[Material shown — start]

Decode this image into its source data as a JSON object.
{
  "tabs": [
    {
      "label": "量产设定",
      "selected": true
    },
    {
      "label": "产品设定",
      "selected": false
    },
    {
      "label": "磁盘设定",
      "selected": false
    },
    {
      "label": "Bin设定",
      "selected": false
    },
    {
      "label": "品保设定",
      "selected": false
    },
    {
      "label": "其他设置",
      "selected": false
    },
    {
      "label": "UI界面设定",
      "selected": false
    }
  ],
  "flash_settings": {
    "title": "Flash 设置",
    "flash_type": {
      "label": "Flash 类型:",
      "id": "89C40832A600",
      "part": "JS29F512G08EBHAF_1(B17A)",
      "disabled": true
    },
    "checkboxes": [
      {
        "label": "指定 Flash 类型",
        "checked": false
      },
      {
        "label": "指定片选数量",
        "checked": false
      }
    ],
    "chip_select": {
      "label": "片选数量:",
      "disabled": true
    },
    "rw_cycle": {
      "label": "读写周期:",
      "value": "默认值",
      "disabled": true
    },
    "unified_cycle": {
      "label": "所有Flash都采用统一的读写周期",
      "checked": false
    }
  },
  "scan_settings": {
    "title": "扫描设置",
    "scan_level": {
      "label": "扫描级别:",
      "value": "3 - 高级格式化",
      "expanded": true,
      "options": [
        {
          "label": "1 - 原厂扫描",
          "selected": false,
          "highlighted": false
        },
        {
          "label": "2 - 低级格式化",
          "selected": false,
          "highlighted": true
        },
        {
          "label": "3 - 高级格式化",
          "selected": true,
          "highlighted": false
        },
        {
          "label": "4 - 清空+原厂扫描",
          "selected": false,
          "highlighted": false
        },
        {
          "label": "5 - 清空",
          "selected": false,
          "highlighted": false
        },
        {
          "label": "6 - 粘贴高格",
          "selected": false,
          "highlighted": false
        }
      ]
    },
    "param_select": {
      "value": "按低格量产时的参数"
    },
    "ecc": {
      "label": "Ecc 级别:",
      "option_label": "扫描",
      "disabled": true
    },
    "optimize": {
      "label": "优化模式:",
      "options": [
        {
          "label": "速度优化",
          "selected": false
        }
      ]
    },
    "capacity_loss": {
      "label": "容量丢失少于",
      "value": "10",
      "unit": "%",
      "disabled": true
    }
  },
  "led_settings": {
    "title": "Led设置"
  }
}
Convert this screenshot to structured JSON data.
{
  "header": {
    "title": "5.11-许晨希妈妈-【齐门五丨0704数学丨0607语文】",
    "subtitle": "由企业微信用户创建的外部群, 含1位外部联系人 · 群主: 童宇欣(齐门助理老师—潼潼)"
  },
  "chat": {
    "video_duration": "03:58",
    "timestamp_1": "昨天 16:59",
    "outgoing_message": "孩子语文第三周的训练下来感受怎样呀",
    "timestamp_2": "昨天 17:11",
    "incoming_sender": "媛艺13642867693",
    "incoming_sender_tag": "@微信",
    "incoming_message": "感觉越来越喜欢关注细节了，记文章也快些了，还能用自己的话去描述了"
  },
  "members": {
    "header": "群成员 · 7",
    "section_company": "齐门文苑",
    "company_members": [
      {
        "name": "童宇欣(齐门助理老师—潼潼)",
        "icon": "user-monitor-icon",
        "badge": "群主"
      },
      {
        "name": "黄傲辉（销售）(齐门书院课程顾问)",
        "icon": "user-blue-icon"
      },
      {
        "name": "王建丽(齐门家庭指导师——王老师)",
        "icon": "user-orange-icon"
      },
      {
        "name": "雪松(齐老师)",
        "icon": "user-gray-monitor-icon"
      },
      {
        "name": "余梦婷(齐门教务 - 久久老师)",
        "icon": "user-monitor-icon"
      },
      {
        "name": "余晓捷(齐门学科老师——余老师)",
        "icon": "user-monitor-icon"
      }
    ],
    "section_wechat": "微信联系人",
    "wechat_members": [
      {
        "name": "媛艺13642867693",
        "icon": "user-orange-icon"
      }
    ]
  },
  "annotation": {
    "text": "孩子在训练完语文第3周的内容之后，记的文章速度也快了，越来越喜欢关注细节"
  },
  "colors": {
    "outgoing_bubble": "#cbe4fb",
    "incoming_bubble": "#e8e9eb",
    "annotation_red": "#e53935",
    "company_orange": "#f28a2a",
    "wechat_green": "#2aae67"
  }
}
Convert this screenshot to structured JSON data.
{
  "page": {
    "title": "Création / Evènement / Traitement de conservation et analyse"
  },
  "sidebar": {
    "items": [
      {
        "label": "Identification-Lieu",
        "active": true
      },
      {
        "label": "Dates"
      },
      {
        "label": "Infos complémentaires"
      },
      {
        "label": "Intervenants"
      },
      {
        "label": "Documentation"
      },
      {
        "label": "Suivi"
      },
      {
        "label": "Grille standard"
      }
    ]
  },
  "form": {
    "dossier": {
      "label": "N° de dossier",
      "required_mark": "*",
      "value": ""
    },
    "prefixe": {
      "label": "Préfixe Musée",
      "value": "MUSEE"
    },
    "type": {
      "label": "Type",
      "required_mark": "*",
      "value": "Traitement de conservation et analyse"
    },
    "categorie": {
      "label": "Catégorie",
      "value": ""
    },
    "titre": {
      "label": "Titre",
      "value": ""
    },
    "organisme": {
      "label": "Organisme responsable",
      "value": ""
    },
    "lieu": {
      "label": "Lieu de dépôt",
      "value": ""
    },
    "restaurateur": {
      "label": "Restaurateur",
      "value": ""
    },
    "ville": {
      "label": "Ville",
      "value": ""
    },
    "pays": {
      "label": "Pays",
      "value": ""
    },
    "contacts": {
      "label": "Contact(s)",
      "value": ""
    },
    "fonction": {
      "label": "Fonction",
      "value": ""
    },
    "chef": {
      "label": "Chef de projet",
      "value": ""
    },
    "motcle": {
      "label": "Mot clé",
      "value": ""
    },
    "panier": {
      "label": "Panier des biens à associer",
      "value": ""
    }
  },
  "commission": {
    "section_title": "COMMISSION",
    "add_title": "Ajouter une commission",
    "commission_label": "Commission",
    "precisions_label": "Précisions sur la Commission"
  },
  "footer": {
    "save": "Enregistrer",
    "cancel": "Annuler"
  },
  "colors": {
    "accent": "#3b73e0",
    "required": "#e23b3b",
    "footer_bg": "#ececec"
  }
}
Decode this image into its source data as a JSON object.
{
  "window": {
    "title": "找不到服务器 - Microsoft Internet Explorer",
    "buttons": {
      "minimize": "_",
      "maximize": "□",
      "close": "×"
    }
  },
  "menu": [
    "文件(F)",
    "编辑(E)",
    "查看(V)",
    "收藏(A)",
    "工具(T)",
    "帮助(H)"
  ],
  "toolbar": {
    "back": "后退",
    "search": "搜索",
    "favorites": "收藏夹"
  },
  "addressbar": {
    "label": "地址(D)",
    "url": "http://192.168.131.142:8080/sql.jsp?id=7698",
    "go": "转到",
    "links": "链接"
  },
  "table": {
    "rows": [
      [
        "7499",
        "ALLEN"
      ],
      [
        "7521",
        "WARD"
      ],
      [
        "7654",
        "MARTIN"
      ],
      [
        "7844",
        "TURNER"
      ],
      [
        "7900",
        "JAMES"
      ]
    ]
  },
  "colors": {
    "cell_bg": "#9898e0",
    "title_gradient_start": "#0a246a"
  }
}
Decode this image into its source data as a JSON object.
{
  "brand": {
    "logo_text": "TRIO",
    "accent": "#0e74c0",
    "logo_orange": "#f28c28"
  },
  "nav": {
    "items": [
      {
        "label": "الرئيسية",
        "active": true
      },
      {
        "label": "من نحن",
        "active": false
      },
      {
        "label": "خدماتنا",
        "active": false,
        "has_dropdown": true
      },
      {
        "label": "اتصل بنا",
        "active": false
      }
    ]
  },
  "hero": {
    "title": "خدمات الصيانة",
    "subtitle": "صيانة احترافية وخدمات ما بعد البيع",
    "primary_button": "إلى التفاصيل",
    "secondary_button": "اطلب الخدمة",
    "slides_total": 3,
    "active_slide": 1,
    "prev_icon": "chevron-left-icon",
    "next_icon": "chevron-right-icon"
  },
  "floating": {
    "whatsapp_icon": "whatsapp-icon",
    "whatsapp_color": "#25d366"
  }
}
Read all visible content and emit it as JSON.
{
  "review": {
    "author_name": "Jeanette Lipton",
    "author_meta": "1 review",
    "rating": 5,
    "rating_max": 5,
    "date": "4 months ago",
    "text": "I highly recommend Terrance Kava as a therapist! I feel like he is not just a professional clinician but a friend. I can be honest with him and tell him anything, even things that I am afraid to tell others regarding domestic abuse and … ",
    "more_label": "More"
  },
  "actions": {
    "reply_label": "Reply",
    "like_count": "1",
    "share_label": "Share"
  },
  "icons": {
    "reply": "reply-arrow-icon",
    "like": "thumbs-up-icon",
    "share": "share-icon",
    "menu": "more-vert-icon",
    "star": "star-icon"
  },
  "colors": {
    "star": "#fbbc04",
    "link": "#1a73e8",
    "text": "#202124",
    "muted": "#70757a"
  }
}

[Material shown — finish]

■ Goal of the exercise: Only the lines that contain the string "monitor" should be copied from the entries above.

■ Solution for this problem:
        "icon": "user-monitor-icon",
        "icon": "user-gray-monitor-icon"
        "icon": "user-monitor-icon"
        "icon": "user-monitor-icon"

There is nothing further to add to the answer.